Contrary to popular rumors, electricity rates will not soar if the city chooses this path. And eventually ending coal-fired production at old plants will reduce pollution in this region, a benefit for many."
The resolution and its adoption represents a significant policy direction for IP&L which is one of the largest municipal power operations in the U.S.
The Missouri Beyond Coal Campaign issued this media release following passage of the city council resolution.
Independence Power & Light has among the oldest generating plants in the state of Missouri.
The Missouri City plant is the oldest plant in the state and the Little Blue Valley is the fourth oldest, based on research.
While these two plants are used to meet summer peaking demands, each faces significant investment in the near future if there are to supply energy
Traditional reliance on coal to generate national utility needs is quickly shifting.
The reasons are the plants are inefficient, dirty and no longer economically competitive.

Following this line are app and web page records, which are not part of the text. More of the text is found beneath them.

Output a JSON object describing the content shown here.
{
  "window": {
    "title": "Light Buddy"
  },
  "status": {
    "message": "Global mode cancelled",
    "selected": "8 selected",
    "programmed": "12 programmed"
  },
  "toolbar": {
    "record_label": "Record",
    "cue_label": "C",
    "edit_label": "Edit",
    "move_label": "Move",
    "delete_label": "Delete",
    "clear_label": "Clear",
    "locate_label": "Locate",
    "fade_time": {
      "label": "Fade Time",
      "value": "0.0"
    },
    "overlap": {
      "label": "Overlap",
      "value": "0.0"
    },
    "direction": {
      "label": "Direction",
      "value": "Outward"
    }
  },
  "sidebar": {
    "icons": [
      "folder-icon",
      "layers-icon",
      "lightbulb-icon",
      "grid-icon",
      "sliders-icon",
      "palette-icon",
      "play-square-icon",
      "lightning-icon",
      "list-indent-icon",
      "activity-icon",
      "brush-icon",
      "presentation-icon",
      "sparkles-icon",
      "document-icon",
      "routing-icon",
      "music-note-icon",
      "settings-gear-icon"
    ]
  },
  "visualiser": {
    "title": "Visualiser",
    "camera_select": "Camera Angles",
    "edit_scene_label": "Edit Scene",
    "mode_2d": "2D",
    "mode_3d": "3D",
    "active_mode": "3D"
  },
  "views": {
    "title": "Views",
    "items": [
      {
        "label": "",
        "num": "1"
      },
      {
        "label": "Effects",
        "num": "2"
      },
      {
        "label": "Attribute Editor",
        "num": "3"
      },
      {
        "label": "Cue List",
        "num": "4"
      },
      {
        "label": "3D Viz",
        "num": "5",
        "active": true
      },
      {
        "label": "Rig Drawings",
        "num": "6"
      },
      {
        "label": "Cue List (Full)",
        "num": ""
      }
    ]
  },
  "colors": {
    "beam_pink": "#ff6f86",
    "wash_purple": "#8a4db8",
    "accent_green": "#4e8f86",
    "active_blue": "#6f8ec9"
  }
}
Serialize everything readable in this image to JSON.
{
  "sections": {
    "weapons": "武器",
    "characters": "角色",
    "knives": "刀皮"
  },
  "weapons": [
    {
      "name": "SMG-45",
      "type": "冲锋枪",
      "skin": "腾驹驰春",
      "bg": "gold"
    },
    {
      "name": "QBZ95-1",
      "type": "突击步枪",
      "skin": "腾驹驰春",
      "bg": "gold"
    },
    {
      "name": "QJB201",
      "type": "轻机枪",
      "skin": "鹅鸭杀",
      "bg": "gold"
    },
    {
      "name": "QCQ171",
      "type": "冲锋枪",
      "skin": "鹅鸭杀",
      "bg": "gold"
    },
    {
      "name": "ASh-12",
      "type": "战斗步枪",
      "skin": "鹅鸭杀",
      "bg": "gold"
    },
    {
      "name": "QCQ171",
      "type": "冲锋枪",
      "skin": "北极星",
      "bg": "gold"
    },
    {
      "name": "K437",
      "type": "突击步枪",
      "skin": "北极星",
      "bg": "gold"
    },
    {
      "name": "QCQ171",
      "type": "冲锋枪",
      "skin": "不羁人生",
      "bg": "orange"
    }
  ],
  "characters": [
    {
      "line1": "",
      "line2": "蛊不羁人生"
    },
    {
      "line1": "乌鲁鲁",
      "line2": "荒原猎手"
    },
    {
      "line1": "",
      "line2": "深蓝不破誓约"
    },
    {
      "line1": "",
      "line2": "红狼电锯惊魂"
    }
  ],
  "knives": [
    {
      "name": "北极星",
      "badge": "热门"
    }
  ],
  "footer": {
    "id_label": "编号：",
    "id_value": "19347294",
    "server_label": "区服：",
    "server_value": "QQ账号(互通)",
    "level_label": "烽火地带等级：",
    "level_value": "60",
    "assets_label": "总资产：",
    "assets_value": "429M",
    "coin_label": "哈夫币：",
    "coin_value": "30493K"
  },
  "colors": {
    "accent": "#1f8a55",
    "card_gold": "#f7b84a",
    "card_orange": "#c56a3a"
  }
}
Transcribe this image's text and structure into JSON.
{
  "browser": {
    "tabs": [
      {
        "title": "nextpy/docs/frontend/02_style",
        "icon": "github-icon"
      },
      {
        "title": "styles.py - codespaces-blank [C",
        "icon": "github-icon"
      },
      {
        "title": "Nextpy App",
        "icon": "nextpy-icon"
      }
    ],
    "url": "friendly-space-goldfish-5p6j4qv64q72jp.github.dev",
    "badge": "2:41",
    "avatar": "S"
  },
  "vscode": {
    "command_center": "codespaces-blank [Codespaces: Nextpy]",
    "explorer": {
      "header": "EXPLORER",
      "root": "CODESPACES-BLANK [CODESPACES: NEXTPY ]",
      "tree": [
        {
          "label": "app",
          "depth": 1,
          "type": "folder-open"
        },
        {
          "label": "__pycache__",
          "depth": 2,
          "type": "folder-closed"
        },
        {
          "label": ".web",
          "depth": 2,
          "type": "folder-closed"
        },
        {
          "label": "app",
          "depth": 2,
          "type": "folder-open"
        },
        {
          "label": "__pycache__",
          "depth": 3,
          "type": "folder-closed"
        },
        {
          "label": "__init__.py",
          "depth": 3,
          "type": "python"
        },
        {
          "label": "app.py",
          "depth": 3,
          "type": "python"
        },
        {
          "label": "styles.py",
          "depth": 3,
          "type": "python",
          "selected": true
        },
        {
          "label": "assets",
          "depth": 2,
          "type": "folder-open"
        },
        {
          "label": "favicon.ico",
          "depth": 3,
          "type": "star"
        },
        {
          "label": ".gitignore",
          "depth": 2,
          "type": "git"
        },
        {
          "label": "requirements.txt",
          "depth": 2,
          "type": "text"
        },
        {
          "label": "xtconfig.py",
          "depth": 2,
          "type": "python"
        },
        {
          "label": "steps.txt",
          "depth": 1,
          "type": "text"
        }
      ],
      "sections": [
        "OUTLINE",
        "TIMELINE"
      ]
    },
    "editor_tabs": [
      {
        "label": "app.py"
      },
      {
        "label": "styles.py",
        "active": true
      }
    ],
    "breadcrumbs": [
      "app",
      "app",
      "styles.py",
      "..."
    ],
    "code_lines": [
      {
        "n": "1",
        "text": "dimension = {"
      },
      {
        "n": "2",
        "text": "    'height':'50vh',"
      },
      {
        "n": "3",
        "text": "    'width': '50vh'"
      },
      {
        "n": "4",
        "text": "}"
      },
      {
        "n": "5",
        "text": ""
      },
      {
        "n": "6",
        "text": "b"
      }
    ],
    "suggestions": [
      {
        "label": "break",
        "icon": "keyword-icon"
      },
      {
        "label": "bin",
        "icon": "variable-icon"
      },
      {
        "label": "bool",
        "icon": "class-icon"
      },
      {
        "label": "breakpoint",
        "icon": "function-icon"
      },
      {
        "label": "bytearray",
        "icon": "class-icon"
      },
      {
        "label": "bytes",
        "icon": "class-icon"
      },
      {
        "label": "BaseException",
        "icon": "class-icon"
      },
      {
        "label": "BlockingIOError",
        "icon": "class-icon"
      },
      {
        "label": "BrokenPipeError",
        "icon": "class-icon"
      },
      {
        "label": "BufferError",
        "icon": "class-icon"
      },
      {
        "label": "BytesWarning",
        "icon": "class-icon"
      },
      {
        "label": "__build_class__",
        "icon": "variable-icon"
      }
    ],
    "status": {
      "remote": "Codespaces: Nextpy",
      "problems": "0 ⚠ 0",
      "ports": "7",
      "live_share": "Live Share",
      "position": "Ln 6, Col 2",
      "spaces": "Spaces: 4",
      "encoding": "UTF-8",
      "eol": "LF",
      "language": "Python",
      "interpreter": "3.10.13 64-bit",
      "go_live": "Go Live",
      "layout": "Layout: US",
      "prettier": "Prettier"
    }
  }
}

Independence utility rates historically have been competitive if not lower than those of other regional utility companies - investor-owed Kansas City Power & Light or the municipal owned Board of Public Utilities (Kansas City, KS).
In recent years, Independence utility rates have become the highest in the region.
Community discusses energy options
Indy Energy helped organize a community information session about energy options for the city of Independence at a Jan. 11, 2014 event hosted at the Mid-Continent Public Library.
The event received extensive coverage in the Examiner including the perspectives of the various panelists listed below.
These are the two presentations from that event which also included a panel discussion and a question and answer session.
The panelists included:
Karl Zobrist, energy attorney and former chair of the Missouri Public Service Commission
Leon Daggett, director of the Independence Power & Light
Roger Hershey, Indy Energy representative
Bruce VanCompernolle, Business Representative, IBEW Local 53
Andy Knott, Campaign Representative, Beyond Coal Missouri
The meeting received editorial coverage with a news story in The Examiner and an op-ed piece by Lynn Youngblood.
Her piece concludes: "This quandary is really two-fold – production and consumption. The conversation has surrounded production. It needs to include consumption and the need to educate people that an increase in electric power production decreases natural resources. The only way to reduce the need for increased production, no matter the source, is to slow consumption."
A new 16-page booklet shares ideas from other Midwest communities on ways to provide clean, renewable energy options, and opportunities to lower consumer energy consumption through efficiency programs.
Indy Energy will hold a community forum on energy issues Sat, Nov. 22nd at 10 am at the North Independence public library.
The topic will be the Independence City Council's recently adopted resolution dealing with renewable energy and utility rates.
A new interactive online tool is now available to help the Kansas City region explore potential opportunities for solar.
The new Metro KC Solar Map allows users to look up any address in eight counties in the Kansas City region and view its solar energy potential and provides consumers a starting point in researching potential solar uses homes or businesses.